        October 19, 2021 By Joe McAdory

        All News


        Image of equipment used for cancer treatment and diagnoses at the Central Alabama Radiation Oncology in Montgomery

        Cancer does not take a timeout for a global pandemic. Harbert School of Accountancy graduate Jan Hollon helps ensure patients in Alabama's River Region have a quality option for cancer care. 

        Jan Hollon

        School of Accountancy graduate and CEO at Central Alabama Radiation Oncology Jan Hollon

        During her 26 years in the industry, initially as CFO of Montgomery Cancer Center and now as CEO at Central Alabama Radiation Oncology in Montgomery, Jan Hollon, a 1980 School of Accountancy graduate, has played a key behind-the-scenes role in helping ensure patients in Alabama’s River Region have a quality option for cancer care.

        “The pandemic has strengthened the awareness that patients rely on their providers for emotional support as well as their physical needs,” Hollon said. “Our patients are living with cancer, which in and of itself is frightening.

        “During the complications of the pandemic, safety protocols prevented family members from accompanying the patient to their doctor visit, eliminating the family support that is so important during your diagnosis and treatment.

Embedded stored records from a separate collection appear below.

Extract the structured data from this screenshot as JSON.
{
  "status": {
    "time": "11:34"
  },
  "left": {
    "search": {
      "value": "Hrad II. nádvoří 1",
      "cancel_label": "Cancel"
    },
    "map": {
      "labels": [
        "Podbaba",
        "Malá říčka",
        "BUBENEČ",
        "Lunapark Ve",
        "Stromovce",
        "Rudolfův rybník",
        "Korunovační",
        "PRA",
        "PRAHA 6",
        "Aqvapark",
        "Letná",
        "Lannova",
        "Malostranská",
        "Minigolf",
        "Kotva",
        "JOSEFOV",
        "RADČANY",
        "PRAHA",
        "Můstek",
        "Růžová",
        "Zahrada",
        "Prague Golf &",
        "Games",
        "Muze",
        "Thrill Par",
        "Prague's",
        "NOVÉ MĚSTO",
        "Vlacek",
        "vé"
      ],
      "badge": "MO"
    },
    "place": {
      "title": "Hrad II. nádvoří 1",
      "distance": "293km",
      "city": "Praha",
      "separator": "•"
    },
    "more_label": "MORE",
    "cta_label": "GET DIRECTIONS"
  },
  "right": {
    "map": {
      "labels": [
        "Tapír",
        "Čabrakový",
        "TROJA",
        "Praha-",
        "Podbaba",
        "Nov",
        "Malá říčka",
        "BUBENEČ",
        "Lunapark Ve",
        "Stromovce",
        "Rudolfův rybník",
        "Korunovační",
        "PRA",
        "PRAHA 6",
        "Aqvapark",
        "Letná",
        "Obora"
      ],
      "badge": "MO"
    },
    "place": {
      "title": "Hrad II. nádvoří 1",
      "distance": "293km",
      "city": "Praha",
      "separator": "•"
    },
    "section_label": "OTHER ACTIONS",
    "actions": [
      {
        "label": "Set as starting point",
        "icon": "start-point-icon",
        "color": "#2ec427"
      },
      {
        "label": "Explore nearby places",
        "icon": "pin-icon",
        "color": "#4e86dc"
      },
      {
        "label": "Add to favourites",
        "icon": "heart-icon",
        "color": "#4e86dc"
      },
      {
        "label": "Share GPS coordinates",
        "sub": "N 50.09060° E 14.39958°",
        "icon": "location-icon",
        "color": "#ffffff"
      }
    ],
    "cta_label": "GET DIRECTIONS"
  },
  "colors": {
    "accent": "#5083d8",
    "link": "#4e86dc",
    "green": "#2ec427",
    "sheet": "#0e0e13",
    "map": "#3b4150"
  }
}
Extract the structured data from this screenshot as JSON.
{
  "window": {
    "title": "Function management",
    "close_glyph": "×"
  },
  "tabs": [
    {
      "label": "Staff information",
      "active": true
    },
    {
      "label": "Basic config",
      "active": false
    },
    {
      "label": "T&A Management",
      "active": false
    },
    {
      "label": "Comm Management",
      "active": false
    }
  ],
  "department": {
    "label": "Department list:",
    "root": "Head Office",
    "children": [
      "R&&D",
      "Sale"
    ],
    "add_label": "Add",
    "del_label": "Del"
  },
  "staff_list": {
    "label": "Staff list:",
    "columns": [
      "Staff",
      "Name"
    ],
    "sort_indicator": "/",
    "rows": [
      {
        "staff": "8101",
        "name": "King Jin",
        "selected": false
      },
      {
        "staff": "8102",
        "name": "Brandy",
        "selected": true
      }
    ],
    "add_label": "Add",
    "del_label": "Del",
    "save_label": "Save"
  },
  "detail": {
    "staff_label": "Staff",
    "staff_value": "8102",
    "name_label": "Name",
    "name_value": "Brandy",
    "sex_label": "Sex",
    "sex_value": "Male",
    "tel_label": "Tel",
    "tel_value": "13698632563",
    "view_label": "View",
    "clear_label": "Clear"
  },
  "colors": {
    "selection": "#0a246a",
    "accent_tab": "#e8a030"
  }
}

Our staff have to offer this support.”

        Cancer does not take a timeout during a global pandemic. Specialized radiation oncology practices have had to find ways to accommodate patients’ needs while remaining financially viable, despite restrictions implemented for public safety.

        “Many individuals who quarantined during the height of the pandemic delayed routine exams and screenings, causing a temporary decline in cancer diagnoses,” said Hollon. “Fewer cancer diagnoses caused a decline in patients referred for radiation therapy, consequently decreasing revenues.

        “As we come out of the pandemic, we expect patient numbers will return to previous levels or greater, potentially with later stages of disease, presenting ongoing challenges for our staff.”

        Looking ahead, Medicare-related hurdles loom, but Hollon is prepared to meet the challenge.

        Currently, radiation therapy furnished in free-standing centers is paid for based on the Medicare Physician Fee Schedule. However, similar services provided in a hospital outpatient department are paid under a different payment system. Therefore, various payment differentials are created based upon the site of service and not the services performed.

        “Policies implemented by the Centers for Medicaid and Medicare Services impact a significant portion of our revenue,” Hollon said. “For several years, CMS has been developing a new payment model for radiation oncology where prospective bundled payments are paid based upon cancer type instead of volume or number of treatments.

        “Once fully implemented, this will be a dramatic structural change of payment methodology requiring private practices to be creative in cost-cutting measures.”